and he is hereby authorized to appoint suitable agents
in the several counties ofthc Republic and elsewhere
to receive contributions of land money provisionsand
equipment necessary for the posccutionof an offensive
war to be applied exclusively to thai purpose. and an
account of his receipts and the application ofthe same
to be laid before Congress.
Sec. 7. Be it further enacted that the President
be and is hereby authorized and required to employ
all the available resources ofthc Republic not other-
wise specially appropriated by law in the prosecu-
tion ofthc war authorized to be carried on by the
provisions of the act and that he be authorized'
and empowered to hypothecate or sell any orp-
tion of the public domain not exceeding ten mill-
ions of acres for the purpose cf raising funds for the
war upon such terms and in such manner as he in
his judgement may deem proper and that ho Teport
to Congress his action thereon.
Sec. 8. Be it further enacted That each volun-
tccror dralcJ man who shill continue in service six
months shall be entitled to 6 10 acres of land. to be lo-
cated in such sections as Congress shall hereafter dc
Sec. 9. Beit further enacted That this act take
effect from and after its passage.
Executive Depabtmcnt
City of Houston July 22d 1842. y
To tht Honorable
The House of Representatives .-
The bill authorizing "offensive waragainst Mexi-
co and for other purposes" has been presentcd'tOlhe
Executive for his approval.
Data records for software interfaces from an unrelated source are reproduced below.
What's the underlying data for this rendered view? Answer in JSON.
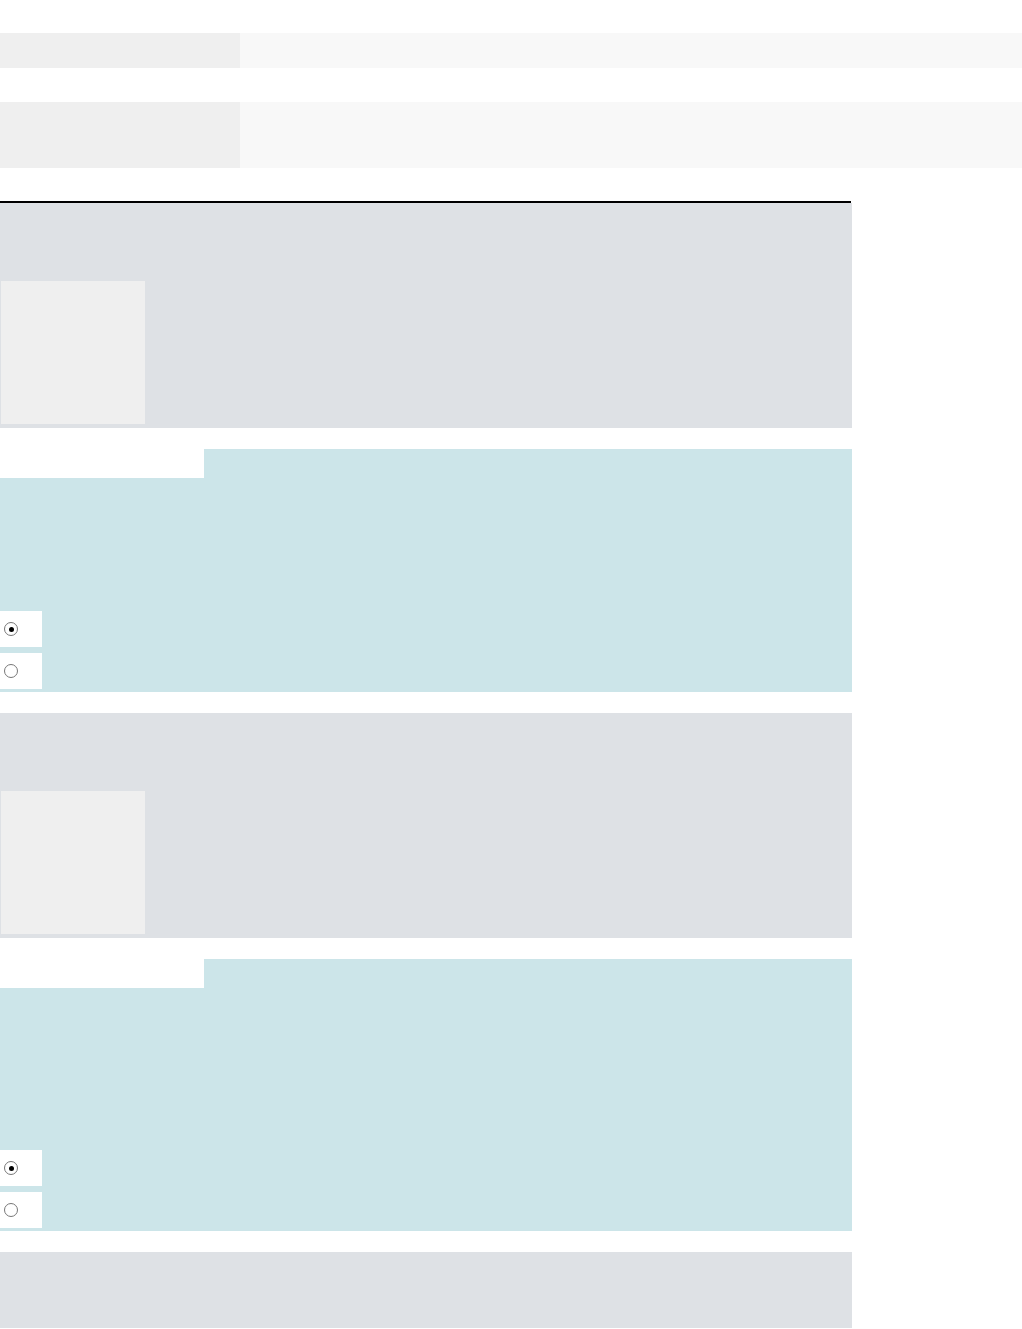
{
  "blocks": [
    {
      "kind": "row"
    },
    {
      "kind": "box"
    },
    {
      "kind": "question"
    },
    {
      "kind": "choice",
      "options": [
        {
          "selected": true
        },
        {
          "selected": false
        }
      ]
    },
    {
      "kind": "question"
    },
    {
      "kind": "choice",
      "options": [
        {
          "selected": true
        },
        {
          "selected": false
        }
      ]
    },
    {
      "kind": "footer"
    }
  ]
}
He has Tendered to it
that consideration which tho importancTc of tKe mea-
sure as well as tho provisions contained in it de-
mand. In contemplating a war of invasion the Ex-
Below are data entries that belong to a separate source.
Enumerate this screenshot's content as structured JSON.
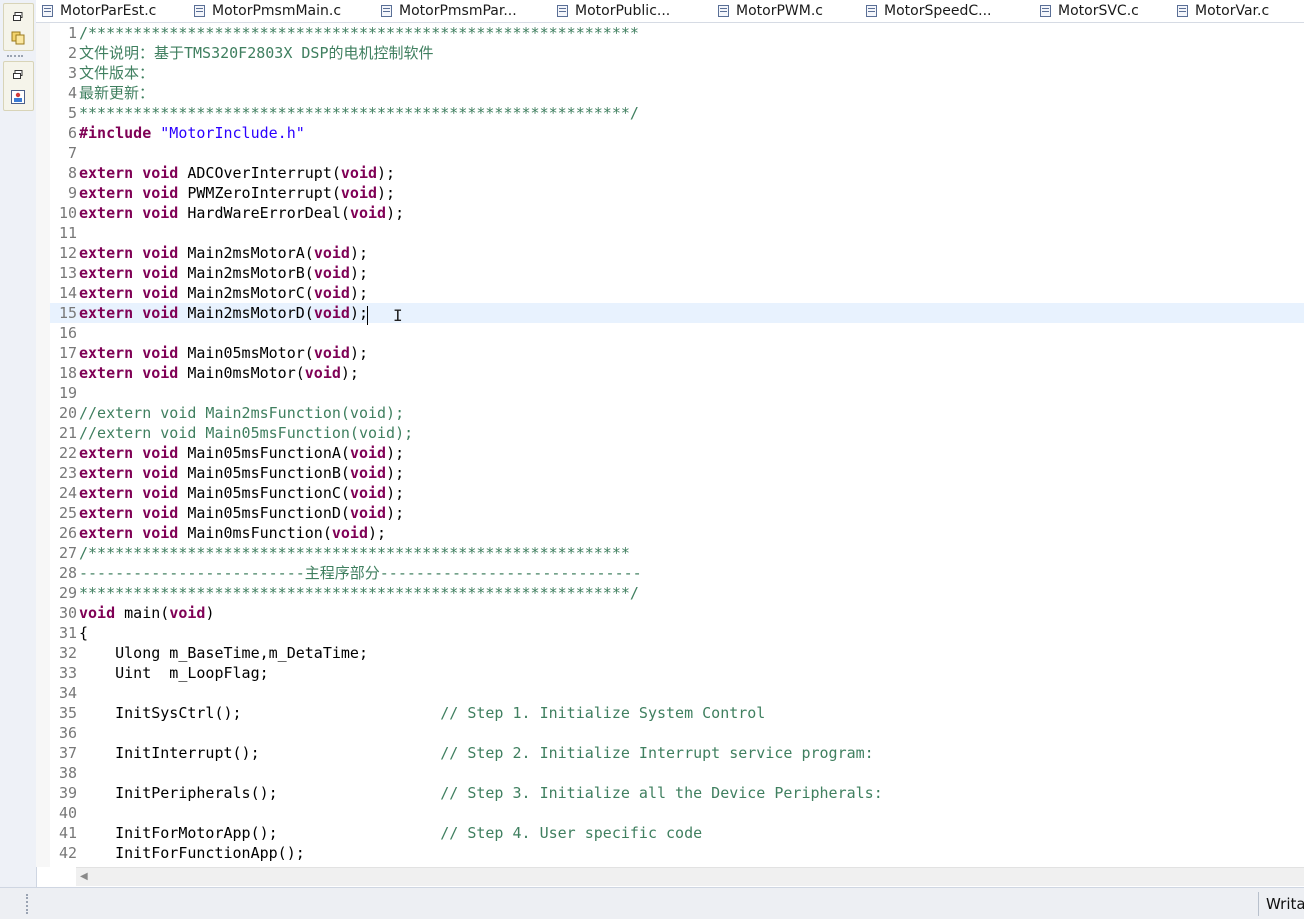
{
  "tabs": [
    {
      "label": "MotorParEst.c"
    },
    {
      "label": "MotorPmsmMain.c"
    },
    {
      "label": "MotorPmsmPar..."
    },
    {
      "label": "MotorPublic..."
    },
    {
      "label": "MotorPWM.c"
    },
    {
      "label": "MotorSpeedC..."
    },
    {
      "label": "MotorSVC.c"
    },
    {
      "label": "MotorVar.c"
    }
  ],
  "toolbar_icons": [
    "restore-icon",
    "copy-files-icon",
    "restore-icon",
    "image-icon"
  ],
  "editor": {
    "current_line": 15,
    "lines": [
      {
        "n": "1",
        "segs": [
          {
            "t": "/*************************************************************",
            "c": "cm"
          }
        ]
      },
      {
        "n": "2",
        "segs": [
          {
            "t": "文件说明：基于TMS320F2803X DSP的电机控制软件",
            "c": "cm"
          }
        ]
      },
      {
        "n": "3",
        "segs": [
          {
            "t": "文件版本：",
            "c": "cm"
          }
        ]
      },
      {
        "n": "4",
        "segs": [
          {
            "t": "最新更新：",
            "c": "cm"
          }
        ]
      },
      {
        "n": "5",
        "segs": [
          {
            "t": "*************************************************************/",
            "c": "cm"
          }
        ]
      },
      {
        "n": "6",
        "segs": [
          {
            "t": "#include",
            "c": "kw"
          },
          {
            "t": " ",
            "c": "pl"
          },
          {
            "t": "\"MotorInclude.h\"",
            "c": "str"
          }
        ]
      },
      {
        "n": "7",
        "segs": []
      },
      {
        "n": "8",
        "segs": [
          {
            "t": "extern",
            "c": "kw"
          },
          {
            "t": " ",
            "c": "pl"
          },
          {
            "t": "void",
            "c": "kw"
          },
          {
            "t": " ADCOverInterrupt(",
            "c": "pl"
          },
          {
            "t": "void",
            "c": "kw"
          },
          {
            "t": ");",
            "c": "pl"
          }
        ]
      },
      {
        "n": "9",
        "segs": [
          {
            "t": "extern",
            "c": "kw"
          },
          {
            "t": " ",
            "c": "pl"
          },
          {
            "t": "void",
            "c": "kw"
          },
          {
            "t": " PWMZeroInterrupt(",
            "c": "pl"
          },
          {
            "t": "void",
            "c": "kw"
          },
          {
            "t": ");",
            "c": "pl"
          }
        ]
      },
      {
        "n": "10",
        "segs": [
          {
            "t": "extern",
            "c": "kw"
          },
          {
            "t": " ",
            "c": "pl"
          },
          {
            "t": "void",
            "c": "kw"
          },
          {
            "t": " HardWareErrorDeal(",
            "c": "pl"
          },
          {
            "t": "void",
            "c": "kw"
          },
          {
            "t": ");",
            "c": "pl"
          }
        ]
      },
      {
        "n": "11",
        "segs": []
      },
      {
        "n": "12",
        "segs": [
          {
            "t": "extern",
            "c": "kw"
          },
          {
            "t": " ",
            "c": "pl"
          },
          {
            "t": "void",
            "c": "kw"
          },
          {
            "t": " Main2msMotorA(",
            "c": "pl"
          },
          {
            "t": "void",
            "c": "kw"
          },
          {
            "t": ");",
            "c": "pl"
          }
        ]
      },
      {
        "n": "13",
        "segs": [
          {
            "t": "extern",
            "c": "kw"
          },
          {
            "t": " ",
            "c": "pl"
          },
          {
            "t": "void",
            "c": "kw"
          },
          {
            "t": " Main2msMotorB(",
            "c": "pl"
          },
          {
            "t": "void",
            "c": "kw"
          },
          {
            "t": ");",
            "c": "pl"
          }
        ]
      },
      {
        "n": "14",
        "segs": [
          {
            "t": "extern",
            "c": "kw"
          },
          {
            "t": " ",
            "c": "pl"
          },
          {
            "t": "void",
            "c": "kw"
          },
          {
            "t": " Main2msMotorC(",
            "c": "pl"
          },
          {
            "t": "void",
            "c": "kw"
          },
          {
            "t": ");",
            "c": "pl"
          }
        ]
      },
      {
        "n": "15",
        "segs": [
          {
            "t": "extern",
            "c": "kw"
          },
          {
            "t": " ",
            "c": "pl"
          },
          {
            "t": "void",
            "c": "kw"
          },
          {
            "t": " Main2msMotorD(",
            "c": "pl"
          },
          {
            "t": "void",
            "c": "kw"
          },
          {
            "t": ");",
            "c": "pl"
          }
        ]
      },
      {
        "n": "16",
        "segs": []
      },
      {
        "n": "17",
        "segs": [
          {
            "t": "extern",
            "c": "kw"
          },
          {
            "t": " ",
            "c": "pl"
          },
          {
            "t": "void",
            "c": "kw"
          },
          {
            "t": " Main05msMotor(",
            "c": "pl"
          },
          {
            "t": "void",
            "c": "kw"
          },
          {
            "t": ");",
            "c": "pl"
          }
        ]
      },
      {
        "n": "18",
        "segs": [
          {
            "t": "extern",
            "c": "kw"
          },
          {
            "t": " ",
            "c": "pl"
          },
          {
            "t": "void",
            "c": "kw"
          },
          {
            "t": " Main0msMotor(",
            "c": "pl"
          },
          {
            "t": "void",
            "c": "kw"
          },
          {
            "t": ");",
            "c": "pl"
          }
        ]
      },
      {
        "n": "19",
        "segs": []
      },
      {
        "n": "20",
        "segs": [
          {
            "t": "//extern void Main2msFunction(void);",
            "c": "cm"
          }
        ]
      },
      {
        "n": "21",
        "segs": [
          {
            "t": "//extern void Main05msFunction(void);",
            "c": "cm"
          }
        ]
      },
      {
        "n": "22",
        "segs": [
          {
            "t": "extern",
            "c": "kw"
          },
          {
            "t": " ",
            "c": "pl"
          },
          {
            "t": "void",
            "c": "kw"
          },
          {
            "t": " Main05msFunctionA(",
            "c": "pl"
          },
          {
            "t": "void",
            "c": "kw"
          },
          {
            "t": ");",
            "c": "pl"
          }
        ]
      },
      {
        "n": "23",
        "segs": [
          {
            "t": "extern",
            "c": "kw"
          },
          {
            "t": " ",
            "c": "pl"
          },
          {
            "t": "void",
            "c": "kw"
          },
          {
            "t": " Main05msFunctionB(",
            "c": "pl"
          },
          {
            "t": "void",
            "c": "kw"
          },
          {
            "t": ");",
            "c": "pl"
          }
        ]
      },
      {
        "n": "24",
        "segs": [
          {
            "t": "extern",
            "c": "kw"
          },
          {
            "t": " ",
            "c": "pl"
          },
          {
            "t": "void",
            "c": "kw"
          },
          {
            "t": " Main05msFunctionC(",
            "c": "pl"
          },
          {
            "t": "void",
            "c": "kw"
          },
          {
            "t": ");",
            "c": "pl"
          }
        ]
      },
      {
        "n": "25",
        "segs": [
          {
            "t": "extern",
            "c": "kw"
          },
          {
            "t": " ",
            "c": "pl"
          },
          {
            "t": "void",
            "c": "kw"
          },
          {
            "t": " Main05msFunctionD(",
            "c": "pl"
          },
          {
            "t": "void",
            "c": "kw"
          },
          {
            "t": ");",
            "c": "pl"
          }
        ]
      },
      {
        "n": "26",
        "segs": [
          {
            "t": "extern",
            "c": "kw"
          },
          {
            "t": " ",
            "c": "pl"
          },
          {
            "t": "void",
            "c": "kw"
          },
          {
            "t": " Main0msFunction(",
            "c": "pl"
          },
          {
            "t": "void",
            "c": "kw"
          },
          {
            "t": ");",
            "c": "pl"
          }
        ]
      },
      {
        "n": "27",
        "segs": [
          {
            "t": "/************************************************************",
            "c": "cm"
          }
        ]
      },
      {
        "n": "28",
        "segs": [
          {
            "t": "-------------------------主程序部分-----------------------------",
            "c": "cm"
          }
        ]
      },
      {
        "n": "29",
        "segs": [
          {
            "t": "*************************************************************/",
            "c": "cm"
          }
        ]
      },
      {
        "n": "30",
        "segs": [
          {
            "t": "void",
            "c": "kw"
          },
          {
            "t": " main(",
            "c": "pl"
          },
          {
            "t": "void",
            "c": "kw"
          },
          {
            "t": ")",
            "c": "pl"
          }
        ]
      },
      {
        "n": "31",
        "segs": [
          {
            "t": "{",
            "c": "pl"
          }
        ]
      },
      {
        "n": "32",
        "segs": [
          {
            "t": "    Ulong m_BaseTime,m_DetaTime;",
            "c": "pl"
          }
        ]
      },
      {
        "n": "33",
        "segs": [
          {
            "t": "    Uint  m_LoopFlag;",
            "c": "pl"
          }
        ]
      },
      {
        "n": "34",
        "segs": []
      },
      {
        "n": "35",
        "segs": [
          {
            "t": "    InitSysCtrl();                      ",
            "c": "pl"
          },
          {
            "t": "// Step 1. Initialize System Control",
            "c": "cm"
          }
        ]
      },
      {
        "n": "36",
        "segs": []
      },
      {
        "n": "37",
        "segs": [
          {
            "t": "    InitInterrupt();                    ",
            "c": "pl"
          },
          {
            "t": "// Step 2. Initialize Interrupt service program:",
            "c": "cm"
          }
        ]
      },
      {
        "n": "38",
        "segs": []
      },
      {
        "n": "39",
        "segs": [
          {
            "t": "    InitPeripherals();                  ",
            "c": "pl"
          },
          {
            "t": "// Step 3. Initialize all the Device Peripherals:",
            "c": "cm"
          }
        ]
      },
      {
        "n": "40",
        "segs": []
      },
      {
        "n": "41",
        "segs": [
          {
            "t": "    InitForMotorApp();                  ",
            "c": "pl"
          },
          {
            "t": "// Step 4. User specific code",
            "c": "cm"
          }
        ]
      },
      {
        "n": "42",
        "segs": [
          {
            "t": "    InitForFunctionApp();",
            "c": "pl"
          }
        ]
      }
    ]
  },
  "statusbar": {
    "mode": "Writable"
  },
  "colors": {
    "keyword": "#7f0055",
    "string": "#2a00ff",
    "comment": "#3f7f5f",
    "current_line": "#e8f2fe",
    "line_number": "#787878"
  }
}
ecutive has at all limes been satisfied thai' to effect'-
any thing truly advantageous to tho country means-
would be necessary: and assurances froth various'
sources that they would be fumished in ab'undanc'e'
induced expectations as great as tne most incredulous
could have entertained. Such-measures as the Exec
utive was authorised to sanction with a view to the
expectations produced by assurances from' abrdatf
were cheerfully adopted. Men and means were ten-
dered to any extent and all seemed alive to thesub-
icct'of invasion. Enthusiasm was uriiYcrsar and
none were willing to halt or ponder calmly upon
situation. In various parts ofthc Republic the teeth
ing was so great that many were unwillingto await
the action of the Government but withoutcounuag
the'eost were anxious t adraace ugton. Mexico- ia
despite of the Executive of tnesanctiOW oSahy con-
stitutional" authority.- -
With a view warn ve'av'scfetBsibn satisfacto-
ry to tho country and olireb&iUoby with the facts
jhi$nwereJdaiiy evelbpiiigitie Honorable Con-
gires was convened to. give their; sflBhcritothe coarse
to be putsaed" anrffaise'tbe necrVHMns for the
prosecution or"ofifewe.6pera&ns; if such should bo
their decision. laTaxTwrW at the conclusion to in
rriariy crtbatrasare&c" Which to toy cosipre'M
still exisC
.If Mexico is1 to. bo invaded it touakbeby 5?
i.iv'i : jJi ':. 1 lUZU.- fts
whole term of lervice. will not beless than o-
arid whose nwnben should -ftorte leaft-thaS"
- r"
27 r
.. ja-
.gw.. .as--r
- iriZ $-.
mj iBskSafiur rw-.

De Morse, Charles. The Northern Standard. (Clarksville, Tex.), Vol. 1, No. 1, Ed. 1, Saturday, August 20, 1842. Clarksville, Texas. The Portal to Texas History. Accessed August 23, 2014.